Cer­tain­ly Jack Levine’s long career as a social real­ist includes Bib­li­cal nar­ra­tives that are to be under­stood in the light of contempo­rary events. Lot’s wife is a par­tic­u­lar favorite of Audrey Flack, whose fem­i­nist agen­da is high­light­ed by the author. The nar­ra­tive of Lot and his fam­i­ly also attract­ed George Segal, who thought it was par­tic­u­lar­ly con­ducive to his plas­ter sculp­tures. He explained his use of Lot’s sto­ry: Most­ly because it was my back­ground.” His 1973 Sac­ri­fice of Isaac,” installed at the Tel Aviv Muse­um, was viewed as a crit­i­cism of Zion­ism which car­ries out wars in the name of ideology. 

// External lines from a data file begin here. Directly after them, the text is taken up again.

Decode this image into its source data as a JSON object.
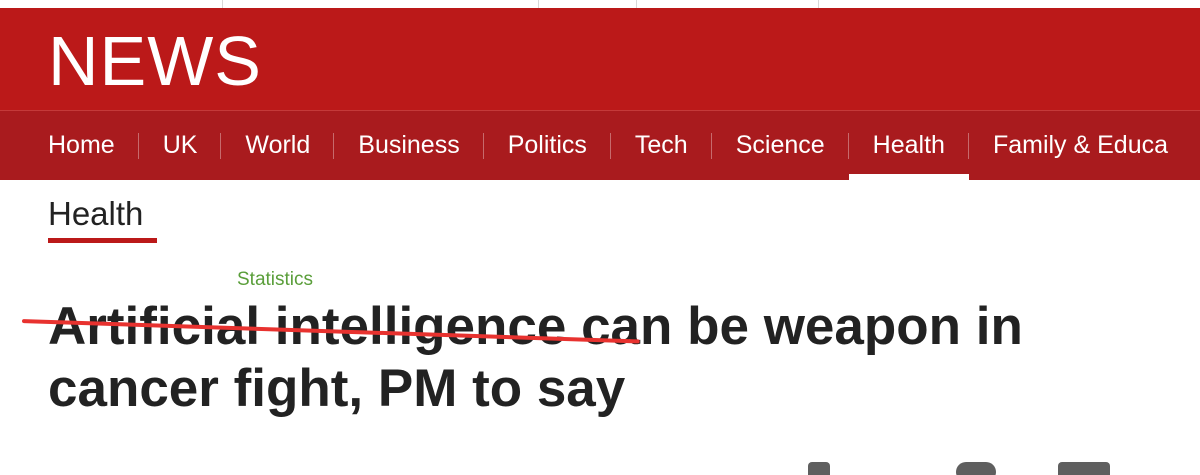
{
  "masthead": {
    "logo_text": "NEWS",
    "brand_color": "#bb1919"
  },
  "nav": {
    "items": [
      {
        "label": "Home"
      },
      {
        "label": "UK"
      },
      {
        "label": "World"
      },
      {
        "label": "Business"
      },
      {
        "label": "Politics"
      },
      {
        "label": "Tech"
      },
      {
        "label": "Science"
      },
      {
        "label": "Health",
        "active": true
      },
      {
        "label": "Family & Educa"
      }
    ]
  },
  "section": {
    "title": "Health"
  },
  "article": {
    "tag": "Statistics",
    "headline_struck": "Artificial intelligence",
    "headline_rest": " can be weapon in cancer fight, PM to say",
    "strike_color": "#e8322f"
  },
  "share": {
    "icons": [
      "facebook-icon",
      "messenger-icon",
      "twitter-icon"
    ]
  }
}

The chap­ter enti­tled Bib­li­cal Par­o­dy: Lar­ry Rivers’s His­to­ry of Matzah: The Sto­ry of the Jews as Coun­ter­his­to­ry” dis­cuss­es the artist’s ambiva­lence toward his Judaism and expli­cates the com­plex paint­ing for the read­er. The artist’s reflec­tion on the paint­ing is illu­mi­nat­ing: I decid­ed I was enter­ing my seri­ous peri­od, that I would do some­thing for my people.” 

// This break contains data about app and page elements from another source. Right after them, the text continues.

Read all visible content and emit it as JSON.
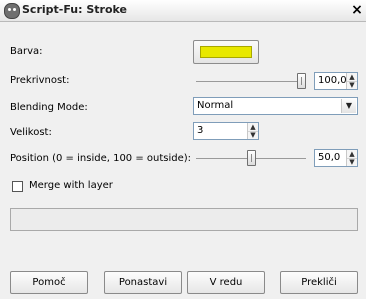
{
  "window": {
    "title": "Script-Fu: Stroke",
    "close_label": "×"
  },
  "colors": {
    "swatch": "#e8e800",
    "accent_border": "#7f9db9"
  },
  "fields": {
    "barva": {
      "label": "Barva:"
    },
    "prekrivnost": {
      "label": "Prekrivnost:",
      "value": "100,0",
      "slider_fraction": 1.0
    },
    "blending": {
      "label": "Blending Mode:",
      "value": "Normal"
    },
    "velikost": {
      "label": "Velikost:",
      "value": "3"
    },
    "position": {
      "label": "Position (0 = inside, 100 = outside):",
      "value": "50,0",
      "slider_fraction": 0.5
    },
    "merge": {
      "label": "Merge with layer",
      "checked": false
    }
  },
  "buttons": {
    "help": "Pomoč",
    "reset": "Ponastavi",
    "ok": "V redu",
    "cancel": "Prekliči"
  }
}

R. B. Kitaj is known for his writ­ings as well as his art. His por­traits of Abra­ham, Sarah, and Ruth as well as of Eliez­er, Abraham’s ser­vant, are psy­cho­log­i­cal ren­der­ings seek­ing to under­stand the char­ac­ters as por­trayed in the Bib­li­cal narrative. 

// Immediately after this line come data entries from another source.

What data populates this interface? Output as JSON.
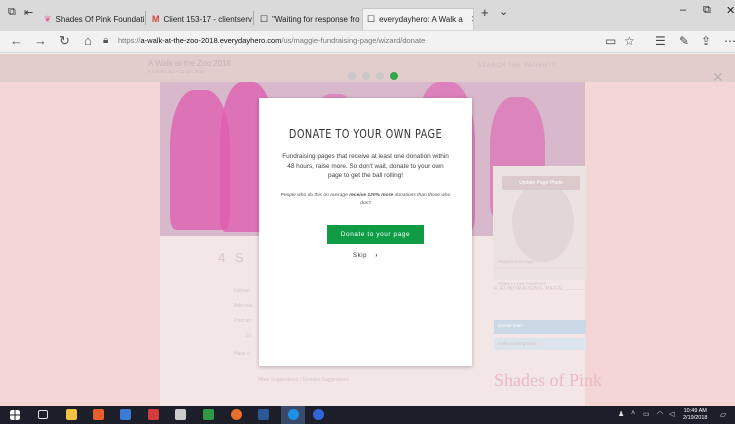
{
  "browser": {
    "tabs": [
      {
        "label": "Shades Of Pink Foundation",
        "icon": "pink-foundation-icon"
      },
      {
        "label": "Client 153-17 - clientservice",
        "icon": "gmail-icon"
      },
      {
        "label": "\"Waiting for response from",
        "icon": "page-icon"
      },
      {
        "label": "everydayhero: A Walk a",
        "icon": "page-icon",
        "active": true
      }
    ],
    "url_prefix": "https://",
    "url_domain": "a-walk-at-the-zoo-2018.everydayhero.com",
    "url_path": "/us/maggie-fundraising-page/wizard/donate"
  },
  "site": {
    "title": "A Walk at the Zoo 2018",
    "subtitle": "8 months ago • 30 Jan 2018",
    "header_links": "SEARCH    THE PATIENTS",
    "update_photo": "Update Page Photo",
    "fundraising_label": "E FUNDRAISING PAGE",
    "sidebar_rows": [
      "Support this Page",
      "Share to your Facebook",
      "Create team",
      "Invite existing team"
    ],
    "ghost_heading": "4 S",
    "ghost_lines": [
      "Upload",
      "Add exa",
      "Post an",
      "Dr",
      "Have a",
      "More Suggestions / Dismiss Suggestions"
    ],
    "logo_text": "Shades of Pink"
  },
  "wizard": {
    "steps": [
      false,
      false,
      false,
      true
    ]
  },
  "modal": {
    "title": "DONATE TO YOUR OWN PAGE",
    "body": "Fundraising pages that receive at least one donation within 48 hours, raise more. So don't wait, donate to your own page to get the ball rolling!",
    "note_pre": "People who do this on average",
    "note_bold": "receive 120% more",
    "note_post": "donations than those who don't",
    "donate_label": "Donate to your page",
    "skip_label": "Skip"
  },
  "taskbar": {
    "time": "10:49 AM",
    "date": "2/19/2018"
  },
  "colors": {
    "accent_green": "#0f9c45",
    "step_active": "#31a74a",
    "overlay_pink": "#f4d6d6"
  }
}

The book is filled with illus­tra­tions docu­menting the author’s thesis. 

Saman­tha Baskind, pro­fes­sor of Art His­to­ry at Cleve­land State Uni­ver­si­ty, places the artists in the con­text of the art world of the twen­ti­eth cen­tu­ry. She points out that they eschewed mod­ern art trends of non-objec­tive, abstract, sur­re­al­ism, pop-art, and col­or-field and instead chose real­ism as their mode of expres­sion. Baskind seems to think she is redress­ing a wrong — that art crit­ics have not paid enough atten­tion to nor under­stood the impor­tance of the artists she includes in this study nor the impor­tance of the Bib­li­cal imag­ery in their work. The book need not con­vince but is worth­while because of the wealth of infor­ma­tion and insights about the artists and their works. Illus­tra­tions, notes, bib­li­og­ra­phy, index.

Relat­ed content:

Read Saman­tha Baskind’s Posts for the Vis­it­ing Scribe

Inter­view­ing the Artists I Write About

Find­ing Jack Levine

How I Came to Write Jew­ish Artists and the Bible in Twen­ti­eth-Cen­tu­ry America

Esther Nuss­baum, the head librar­i­an of Ramaz Upper School for 30 years, is now edu­ca­tion and spe­cial projects coor­di­na­tor of the Halachic Organ Donor Soci­ety. A past edi­tor of Jew­ish Book World, she con­tin­ues to review for this and oth­er publications.

Discussion Questions